June 18, 1948: 12-Inch Vinyl LP Introduced

Share This:

Columbia Records held a press conference at the famed Waldorf Astoria hotel in New York City on June 18, 1948, in which label president Goddard Lieberson introduced its new “microgroove” 33 1/3 RPM long-playing 12-inch vinyl phonograph record disc to the world. Until then, music had been sold on 10-inch 78 RPM shellac discs. The new format was lighter, thinner and far-less apt to break in everyday usage, and could play up to 20-minutes (and later more) per side (as opposed to the four to five minute length on a 78).

The development was first thought to be a boon for classical music as its audio capacity could hold longer compositions. But in time it also gave rise to collections of songs from popular music acts as an “album” – a term that actually originated with the hard-bound packages of 78s in multiple paper sleeves between two covers.

The 12-inch disc was able to accommodate the growing artistic ambitions of pop and rock artists in the 1960s and fueled a recorded music sales boom throughout that decade into the next.

Related: Interview with Columbia Records’ legendary talent scout John Hammond
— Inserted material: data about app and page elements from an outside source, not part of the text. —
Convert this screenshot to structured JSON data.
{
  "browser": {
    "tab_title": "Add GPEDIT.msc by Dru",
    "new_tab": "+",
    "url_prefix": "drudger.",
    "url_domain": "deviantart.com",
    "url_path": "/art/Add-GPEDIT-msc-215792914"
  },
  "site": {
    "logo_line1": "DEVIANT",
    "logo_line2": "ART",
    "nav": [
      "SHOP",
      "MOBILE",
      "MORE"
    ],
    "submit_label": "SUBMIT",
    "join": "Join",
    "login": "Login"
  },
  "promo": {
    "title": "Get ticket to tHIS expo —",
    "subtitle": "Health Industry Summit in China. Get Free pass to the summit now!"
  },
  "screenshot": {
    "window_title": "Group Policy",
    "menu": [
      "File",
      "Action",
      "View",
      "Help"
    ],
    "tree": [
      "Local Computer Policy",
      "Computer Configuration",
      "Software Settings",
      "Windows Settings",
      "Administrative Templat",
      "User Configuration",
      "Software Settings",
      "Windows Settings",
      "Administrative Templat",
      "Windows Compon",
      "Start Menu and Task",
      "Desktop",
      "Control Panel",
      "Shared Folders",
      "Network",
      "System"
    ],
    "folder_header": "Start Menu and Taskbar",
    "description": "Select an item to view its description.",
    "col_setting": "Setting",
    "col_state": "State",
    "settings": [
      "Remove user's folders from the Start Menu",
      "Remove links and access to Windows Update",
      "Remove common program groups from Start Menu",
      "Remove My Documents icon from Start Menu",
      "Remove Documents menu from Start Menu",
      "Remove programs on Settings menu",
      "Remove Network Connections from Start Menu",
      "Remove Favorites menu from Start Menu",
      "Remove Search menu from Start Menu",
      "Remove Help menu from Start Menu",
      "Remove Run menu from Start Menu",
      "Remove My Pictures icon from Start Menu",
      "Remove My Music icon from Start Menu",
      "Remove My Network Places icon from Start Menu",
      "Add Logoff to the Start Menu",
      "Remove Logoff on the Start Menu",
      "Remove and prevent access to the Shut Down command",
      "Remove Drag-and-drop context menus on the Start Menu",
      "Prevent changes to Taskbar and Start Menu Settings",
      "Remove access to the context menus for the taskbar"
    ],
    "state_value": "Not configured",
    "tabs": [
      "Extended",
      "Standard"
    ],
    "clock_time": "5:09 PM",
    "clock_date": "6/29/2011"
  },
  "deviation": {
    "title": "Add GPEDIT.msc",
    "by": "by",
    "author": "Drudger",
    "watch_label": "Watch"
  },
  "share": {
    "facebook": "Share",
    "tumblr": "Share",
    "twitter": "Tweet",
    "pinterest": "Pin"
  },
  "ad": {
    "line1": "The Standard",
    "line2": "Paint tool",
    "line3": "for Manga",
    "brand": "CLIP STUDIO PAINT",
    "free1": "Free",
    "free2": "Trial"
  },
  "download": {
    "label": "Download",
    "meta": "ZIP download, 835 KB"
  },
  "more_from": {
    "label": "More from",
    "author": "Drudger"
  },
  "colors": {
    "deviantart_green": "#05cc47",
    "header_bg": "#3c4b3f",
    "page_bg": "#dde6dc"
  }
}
The Budapest-born engineer Peter C. Goldmark of CBS Laboratories is credited with the invention. Interestingly, his son Andy Goldmark became a successful pop songwriter whose compositions were heard on many millions of 12-inch albums.

By 1992, sales of compact discs outpaced vinyl albums, and the latter format was thought to be archaic if not dead. For more than a decade now, the 12-inch, 33 1/3 album has once again become a growth format in the recorded music industry, and even surpassing sales of CDs, led by the back-to-basics thinking of collectors. Many new releases and reissues are being pressed on heavy duty 180g vinyl with audiophile quality. Time to go shopping!

Best Classic Bands Staff

2 Comments so far

Jump into a conversation
  1. RecordSteve
    #1 RecordSteve 20 June, 2020, 11:59

    I’ve got great memories of playing my long play 12″ lps (over 300 albums that broke my
    carousel holder) thankful for those days!

    Reply this comment
  2. JeffryD
    #2 JeffryD 19 June, 2023, 06:16

    I grew up playing my parent’s records and eventually had my own until I moved to CA and I had to sell them because I had no room. Now in my 60’s, I have a new collection of over 3000+ LPs and I love being able to take one down and let the music play!

    Reply this comment

Your data will be safe!Your e-mail address will not be published. Also other data will not be shared with third person.

This site uses Akismet to reduce spam. Learn how your comment data is processed.